Your objective
Search the data for the string "content" and extract every line where it appears.

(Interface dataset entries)
=== Section Start ===
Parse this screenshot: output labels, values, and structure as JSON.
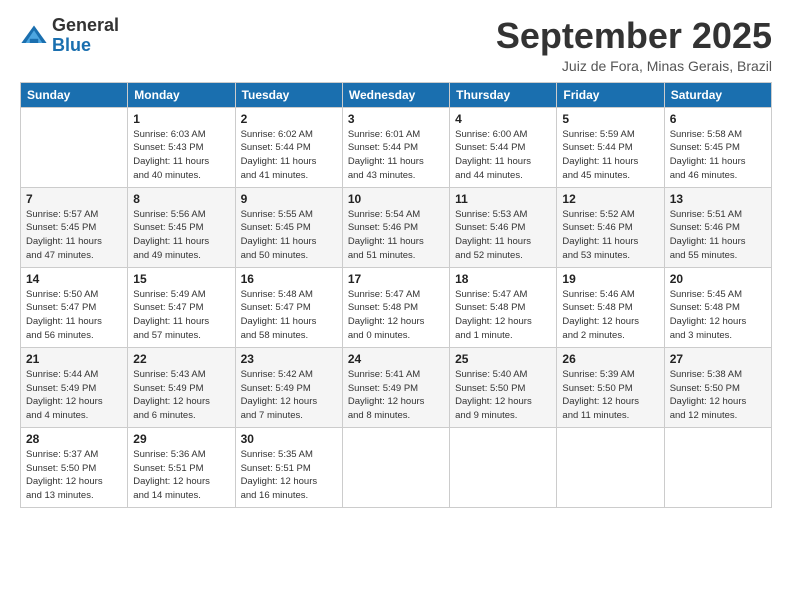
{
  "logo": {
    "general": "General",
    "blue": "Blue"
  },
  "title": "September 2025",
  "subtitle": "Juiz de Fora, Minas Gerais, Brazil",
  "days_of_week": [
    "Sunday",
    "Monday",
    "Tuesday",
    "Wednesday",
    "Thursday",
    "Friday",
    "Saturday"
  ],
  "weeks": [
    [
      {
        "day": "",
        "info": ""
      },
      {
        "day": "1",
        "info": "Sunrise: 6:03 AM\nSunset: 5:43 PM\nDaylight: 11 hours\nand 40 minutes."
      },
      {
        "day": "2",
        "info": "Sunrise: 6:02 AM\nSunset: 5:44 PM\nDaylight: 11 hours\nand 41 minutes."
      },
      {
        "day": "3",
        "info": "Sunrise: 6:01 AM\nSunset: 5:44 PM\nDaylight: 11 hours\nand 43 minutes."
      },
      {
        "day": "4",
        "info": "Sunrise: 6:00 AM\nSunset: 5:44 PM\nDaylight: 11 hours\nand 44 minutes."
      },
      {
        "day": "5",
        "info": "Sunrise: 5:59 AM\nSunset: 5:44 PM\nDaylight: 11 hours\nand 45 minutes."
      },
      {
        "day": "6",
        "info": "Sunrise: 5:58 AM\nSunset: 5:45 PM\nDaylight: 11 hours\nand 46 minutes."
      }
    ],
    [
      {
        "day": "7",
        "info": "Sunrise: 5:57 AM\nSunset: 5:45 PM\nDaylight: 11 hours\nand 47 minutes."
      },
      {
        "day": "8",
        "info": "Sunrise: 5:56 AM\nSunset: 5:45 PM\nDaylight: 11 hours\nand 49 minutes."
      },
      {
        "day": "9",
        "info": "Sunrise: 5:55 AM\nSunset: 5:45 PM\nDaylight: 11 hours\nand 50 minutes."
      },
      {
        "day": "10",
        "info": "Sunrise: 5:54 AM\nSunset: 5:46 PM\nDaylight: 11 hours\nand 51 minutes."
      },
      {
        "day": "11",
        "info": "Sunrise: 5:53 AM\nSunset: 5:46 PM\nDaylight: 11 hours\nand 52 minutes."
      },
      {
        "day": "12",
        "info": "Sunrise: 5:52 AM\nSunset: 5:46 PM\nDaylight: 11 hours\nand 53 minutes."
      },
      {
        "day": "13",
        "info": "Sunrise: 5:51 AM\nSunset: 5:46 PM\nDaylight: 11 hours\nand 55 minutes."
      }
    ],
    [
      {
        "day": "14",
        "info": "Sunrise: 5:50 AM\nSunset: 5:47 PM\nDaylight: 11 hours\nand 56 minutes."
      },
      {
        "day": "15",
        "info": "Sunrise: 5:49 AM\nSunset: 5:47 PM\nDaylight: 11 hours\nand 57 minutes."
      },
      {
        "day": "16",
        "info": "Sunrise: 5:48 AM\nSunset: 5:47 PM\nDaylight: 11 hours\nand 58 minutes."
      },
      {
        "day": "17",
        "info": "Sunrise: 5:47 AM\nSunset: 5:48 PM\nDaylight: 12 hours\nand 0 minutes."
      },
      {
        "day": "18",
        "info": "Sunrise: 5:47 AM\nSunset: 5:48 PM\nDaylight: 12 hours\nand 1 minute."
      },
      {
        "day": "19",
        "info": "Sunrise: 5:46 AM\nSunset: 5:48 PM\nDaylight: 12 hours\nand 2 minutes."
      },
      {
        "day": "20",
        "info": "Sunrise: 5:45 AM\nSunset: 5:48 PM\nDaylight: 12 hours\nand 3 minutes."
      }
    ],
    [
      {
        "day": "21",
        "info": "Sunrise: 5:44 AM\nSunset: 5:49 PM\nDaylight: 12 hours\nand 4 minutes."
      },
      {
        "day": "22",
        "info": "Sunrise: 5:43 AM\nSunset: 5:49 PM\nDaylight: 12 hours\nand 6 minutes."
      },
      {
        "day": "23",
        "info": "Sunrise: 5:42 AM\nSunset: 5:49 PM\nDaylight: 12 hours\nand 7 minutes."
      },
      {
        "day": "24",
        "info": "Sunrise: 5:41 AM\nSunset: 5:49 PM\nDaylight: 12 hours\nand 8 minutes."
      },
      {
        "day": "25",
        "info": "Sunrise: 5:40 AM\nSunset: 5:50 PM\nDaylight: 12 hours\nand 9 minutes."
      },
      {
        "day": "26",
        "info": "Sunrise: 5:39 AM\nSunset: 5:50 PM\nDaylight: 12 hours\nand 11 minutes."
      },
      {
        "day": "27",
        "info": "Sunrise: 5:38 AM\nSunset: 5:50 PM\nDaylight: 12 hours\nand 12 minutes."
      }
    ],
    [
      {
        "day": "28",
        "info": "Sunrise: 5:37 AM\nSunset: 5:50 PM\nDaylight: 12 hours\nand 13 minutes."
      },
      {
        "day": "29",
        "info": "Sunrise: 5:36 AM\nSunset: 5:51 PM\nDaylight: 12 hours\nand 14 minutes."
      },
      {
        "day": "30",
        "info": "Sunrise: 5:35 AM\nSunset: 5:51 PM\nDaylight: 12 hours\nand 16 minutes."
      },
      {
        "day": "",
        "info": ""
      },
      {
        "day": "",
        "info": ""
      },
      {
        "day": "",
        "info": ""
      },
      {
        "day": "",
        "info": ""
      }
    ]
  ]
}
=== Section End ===
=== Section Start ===
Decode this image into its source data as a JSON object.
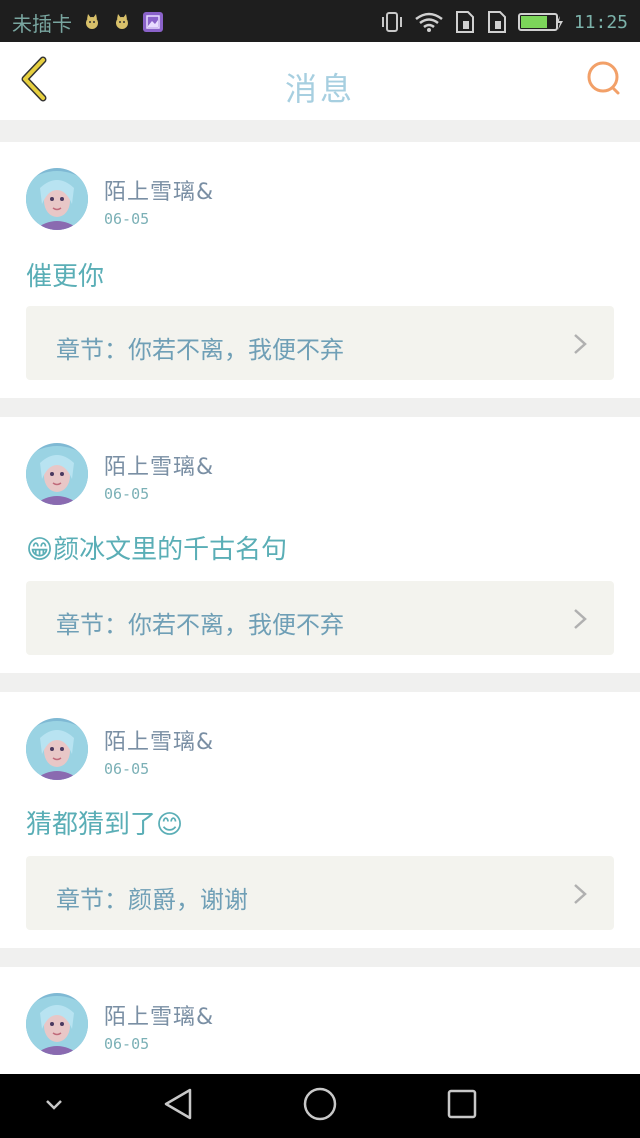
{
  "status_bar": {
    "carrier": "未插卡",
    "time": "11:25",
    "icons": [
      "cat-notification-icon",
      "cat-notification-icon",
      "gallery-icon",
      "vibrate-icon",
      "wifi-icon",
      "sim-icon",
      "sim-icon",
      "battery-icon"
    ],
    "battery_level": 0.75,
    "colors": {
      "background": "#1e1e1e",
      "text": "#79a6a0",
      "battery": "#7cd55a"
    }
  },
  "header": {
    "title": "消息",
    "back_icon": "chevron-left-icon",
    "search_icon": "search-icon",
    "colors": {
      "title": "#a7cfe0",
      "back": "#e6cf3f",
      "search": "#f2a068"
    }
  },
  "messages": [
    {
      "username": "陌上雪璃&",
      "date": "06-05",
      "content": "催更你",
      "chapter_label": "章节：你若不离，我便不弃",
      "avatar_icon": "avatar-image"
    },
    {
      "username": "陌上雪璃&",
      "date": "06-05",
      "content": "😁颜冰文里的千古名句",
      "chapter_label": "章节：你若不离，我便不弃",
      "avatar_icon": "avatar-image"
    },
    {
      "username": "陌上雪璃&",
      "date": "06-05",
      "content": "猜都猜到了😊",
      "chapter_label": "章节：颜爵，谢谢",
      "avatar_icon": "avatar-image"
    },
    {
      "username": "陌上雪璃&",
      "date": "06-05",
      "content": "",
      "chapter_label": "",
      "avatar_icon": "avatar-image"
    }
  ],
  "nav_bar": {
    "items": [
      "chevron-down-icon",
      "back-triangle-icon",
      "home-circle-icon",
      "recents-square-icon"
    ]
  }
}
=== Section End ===
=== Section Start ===
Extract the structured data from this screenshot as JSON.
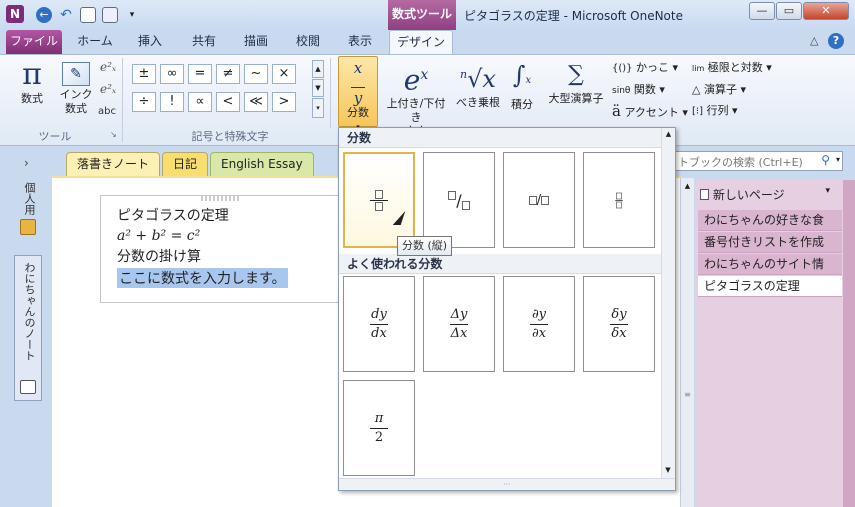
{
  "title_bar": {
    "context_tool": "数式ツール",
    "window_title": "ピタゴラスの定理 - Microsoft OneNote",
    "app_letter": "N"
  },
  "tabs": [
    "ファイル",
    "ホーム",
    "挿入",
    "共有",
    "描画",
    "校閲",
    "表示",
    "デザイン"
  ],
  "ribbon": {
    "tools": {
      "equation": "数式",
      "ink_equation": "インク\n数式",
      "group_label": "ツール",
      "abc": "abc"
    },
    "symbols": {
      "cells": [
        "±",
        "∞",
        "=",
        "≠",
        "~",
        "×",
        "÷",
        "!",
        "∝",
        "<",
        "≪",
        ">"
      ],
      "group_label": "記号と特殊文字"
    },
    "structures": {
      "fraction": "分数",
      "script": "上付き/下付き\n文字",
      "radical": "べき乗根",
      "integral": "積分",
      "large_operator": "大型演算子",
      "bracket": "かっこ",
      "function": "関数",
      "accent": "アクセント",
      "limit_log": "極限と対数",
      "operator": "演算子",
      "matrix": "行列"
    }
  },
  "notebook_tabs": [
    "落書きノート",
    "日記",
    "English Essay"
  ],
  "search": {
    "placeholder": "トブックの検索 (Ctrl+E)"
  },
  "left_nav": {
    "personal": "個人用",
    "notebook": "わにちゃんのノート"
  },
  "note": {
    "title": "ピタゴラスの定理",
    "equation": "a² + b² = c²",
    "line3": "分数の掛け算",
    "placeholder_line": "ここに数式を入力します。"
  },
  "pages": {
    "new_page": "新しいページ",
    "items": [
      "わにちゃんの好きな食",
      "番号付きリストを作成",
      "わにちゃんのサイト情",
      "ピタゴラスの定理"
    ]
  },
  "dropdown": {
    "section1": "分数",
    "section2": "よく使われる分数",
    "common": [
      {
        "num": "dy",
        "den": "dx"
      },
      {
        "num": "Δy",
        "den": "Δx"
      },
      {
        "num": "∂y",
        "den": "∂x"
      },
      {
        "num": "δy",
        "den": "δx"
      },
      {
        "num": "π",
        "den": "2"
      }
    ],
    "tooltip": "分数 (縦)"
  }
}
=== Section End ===
Output below
      "content": "催更你",
      "content": "😁颜冰文里的千古名句",
      "content": "猜都猜到了😊",
      "content": "",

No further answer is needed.